[[ MATERIALS PROVIDED open ]]
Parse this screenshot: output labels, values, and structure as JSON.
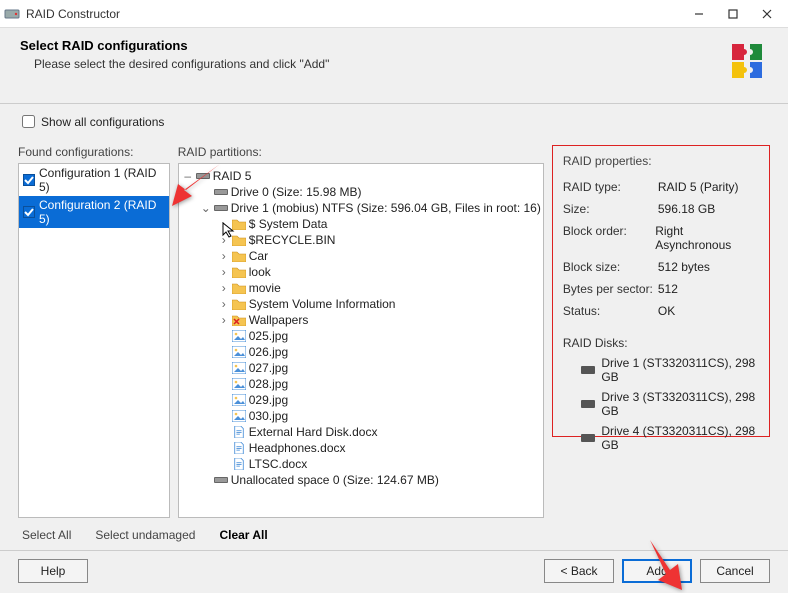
{
  "window": {
    "title": "RAID Constructor"
  },
  "header": {
    "title": "Select RAID configurations",
    "subtitle": "Please select the desired configurations and click \"Add\""
  },
  "show_all": {
    "label": "Show all configurations",
    "checked": false
  },
  "labels": {
    "found": "Found configurations:",
    "partitions": "RAID partitions:",
    "properties": "RAID properties:"
  },
  "configs": [
    {
      "label": "Configuration 1 (RAID 5)",
      "checked": true,
      "selected": false
    },
    {
      "label": "Configuration 2 (RAID 5)",
      "checked": true,
      "selected": true
    }
  ],
  "tree": [
    {
      "depth": 0,
      "tog": "-",
      "icon": "disk",
      "label": "RAID 5"
    },
    {
      "depth": 1,
      "tog": "",
      "icon": "disk",
      "label": "Drive 0 (Size: 15.98 MB)"
    },
    {
      "depth": 1,
      "tog": "v",
      "icon": "disk",
      "label": "Drive 1 (mobius) NTFS (Size: 596.04 GB, Files in root: 16)"
    },
    {
      "depth": 2,
      "tog": ">",
      "icon": "folder",
      "label": "$ System Data"
    },
    {
      "depth": 2,
      "tog": ">",
      "icon": "folder",
      "label": "$RECYCLE.BIN"
    },
    {
      "depth": 2,
      "tog": ">",
      "icon": "folder",
      "label": "Car"
    },
    {
      "depth": 2,
      "tog": ">",
      "icon": "folder",
      "label": "look"
    },
    {
      "depth": 2,
      "tog": ">",
      "icon": "folder",
      "label": "movie"
    },
    {
      "depth": 2,
      "tog": ">",
      "icon": "folder",
      "label": "System Volume Information"
    },
    {
      "depth": 2,
      "tog": ">",
      "icon": "folder-x",
      "label": "Wallpapers"
    },
    {
      "depth": 2,
      "tog": "",
      "icon": "image",
      "label": "025.jpg"
    },
    {
      "depth": 2,
      "tog": "",
      "icon": "image",
      "label": "026.jpg"
    },
    {
      "depth": 2,
      "tog": "",
      "icon": "image",
      "label": "027.jpg"
    },
    {
      "depth": 2,
      "tog": "",
      "icon": "image",
      "label": "028.jpg"
    },
    {
      "depth": 2,
      "tog": "",
      "icon": "image",
      "label": "029.jpg"
    },
    {
      "depth": 2,
      "tog": "",
      "icon": "image",
      "label": "030.jpg"
    },
    {
      "depth": 2,
      "tog": "",
      "icon": "doc",
      "label": "External Hard Disk.docx"
    },
    {
      "depth": 2,
      "tog": "",
      "icon": "doc",
      "label": "Headphones.docx"
    },
    {
      "depth": 2,
      "tog": "",
      "icon": "doc",
      "label": "LTSC.docx"
    },
    {
      "depth": 1,
      "tog": "",
      "icon": "disk",
      "label": "Unallocated space 0 (Size: 124.67 MB)"
    }
  ],
  "properties": [
    {
      "k": "RAID type:",
      "v": "RAID 5 (Parity)"
    },
    {
      "k": "Size:",
      "v": "596.18 GB"
    },
    {
      "k": "Block order:",
      "v": "Right Asynchronous"
    },
    {
      "k": "Block size:",
      "v": "512 bytes"
    },
    {
      "k": "Bytes per sector:",
      "v": "512"
    },
    {
      "k": "Status:",
      "v": "OK"
    }
  ],
  "disks_title": "RAID Disks:",
  "disks": [
    "Drive 1 (ST3320311CS), 298 GB",
    "Drive 3 (ST3320311CS), 298 GB",
    "Drive 4 (ST3320311CS), 298 GB"
  ],
  "linkbar": {
    "select_all": "Select All",
    "select_undamaged": "Select undamaged",
    "clear_all": "Clear All"
  },
  "footer": {
    "help": "Help",
    "back": "< Back",
    "add": "Add",
    "cancel": "Cancel"
  }
}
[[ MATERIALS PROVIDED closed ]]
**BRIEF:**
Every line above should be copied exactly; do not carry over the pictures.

**WRITTEN RESPONSE:**
Parse this screenshot: output labels, values, and structure as JSON.
{
  "window": {
    "title": "RAID Constructor"
  },
  "header": {
    "title": "Select RAID configurations",
    "subtitle": "Please select the desired configurations and click \"Add\""
  },
  "show_all": {
    "label": "Show all configurations",
    "checked": false
  },
  "labels": {
    "found": "Found configurations:",
    "partitions": "RAID partitions:",
    "properties": "RAID properties:"
  },
  "configs": [
    {
      "label": "Configuration 1 (RAID 5)",
      "checked": true,
      "selected": false
    },
    {
      "label": "Configuration 2 (RAID 5)",
      "checked": true,
      "selected": true
    }
  ],
  "tree": [
    {
      "depth": 0,
      "tog": "-",
      "icon": "disk",
      "label": "RAID 5"
    },
    {
      "depth": 1,
      "tog": "",
      "icon": "disk",
      "label": "Drive 0 (Size: 15.98 MB)"
    },
    {
      "depth": 1,
      "tog": "v",
      "icon": "disk",
      "label": "Drive 1 (mobius) NTFS (Size: 596.04 GB, Files in root: 16)"
    },
    {
      "depth": 2,
      "tog": ">",
      "icon": "folder",
      "label": "$ System Data"
    },
    {
      "depth": 2,
      "tog": ">",
      "icon": "folder",
      "label": "$RECYCLE.BIN"
    },
    {
      "depth": 2,
      "tog": ">",
      "icon": "folder",
      "label": "Car"
    },
    {
      "depth": 2,
      "tog": ">",
      "icon": "folder",
      "label": "look"
    },
    {
      "depth": 2,
      "tog": ">",
      "icon": "folder",
      "label": "movie"
    },
    {
      "depth": 2,
      "tog": ">",
      "icon": "folder",
      "label": "System Volume Information"
    },
    {
      "depth": 2,
      "tog": ">",
      "icon": "folder-x",
      "label": "Wallpapers"
    },
    {
      "depth": 2,
      "tog": "",
      "icon": "image",
      "label": "025.jpg"
    },
    {
      "depth": 2,
      "tog": "",
      "icon": "image",
      "label": "026.jpg"
    },
    {
      "depth": 2,
      "tog": "",
      "icon": "image",
      "label": "027.jpg"
    },
    {
      "depth": 2,
      "tog": "",
      "icon": "image",
      "label": "028.jpg"
    },
    {
      "depth": 2,
      "tog": "",
      "icon": "image",
      "label": "029.jpg"
    },
    {
      "depth": 2,
      "tog": "",
      "icon": "image",
      "label": "030.jpg"
    },
    {
      "depth": 2,
      "tog": "",
      "icon": "doc",
      "label": "External Hard Disk.docx"
    },
    {
      "depth": 2,
      "tog": "",
      "icon": "doc",
      "label": "Headphones.docx"
    },
    {
      "depth": 2,
      "tog": "",
      "icon": "doc",
      "label": "LTSC.docx"
    },
    {
      "depth": 1,
      "tog": "",
      "icon": "disk",
      "label": "Unallocated space 0 (Size: 124.67 MB)"
    }
  ],
  "properties": [
    {
      "k": "RAID type:",
      "v": "RAID 5 (Parity)"
    },
    {
      "k": "Size:",
      "v": "596.18 GB"
    },
    {
      "k": "Block order:",
      "v": "Right Asynchronous"
    },
    {
      "k": "Block size:",
      "v": "512 bytes"
    },
    {
      "k": "Bytes per sector:",
      "v": "512"
    },
    {
      "k": "Status:",
      "v": "OK"
    }
  ],
  "disks_title": "RAID Disks:",
  "disks": [
    "Drive 1 (ST3320311CS), 298 GB",
    "Drive 3 (ST3320311CS), 298 GB",
    "Drive 4 (ST3320311CS), 298 GB"
  ],
  "linkbar": {
    "select_all": "Select All",
    "select_undamaged": "Select undamaged",
    "clear_all": "Clear All"
  },
  "footer": {
    "help": "Help",
    "back": "< Back",
    "add": "Add",
    "cancel": "Cancel"
  }
}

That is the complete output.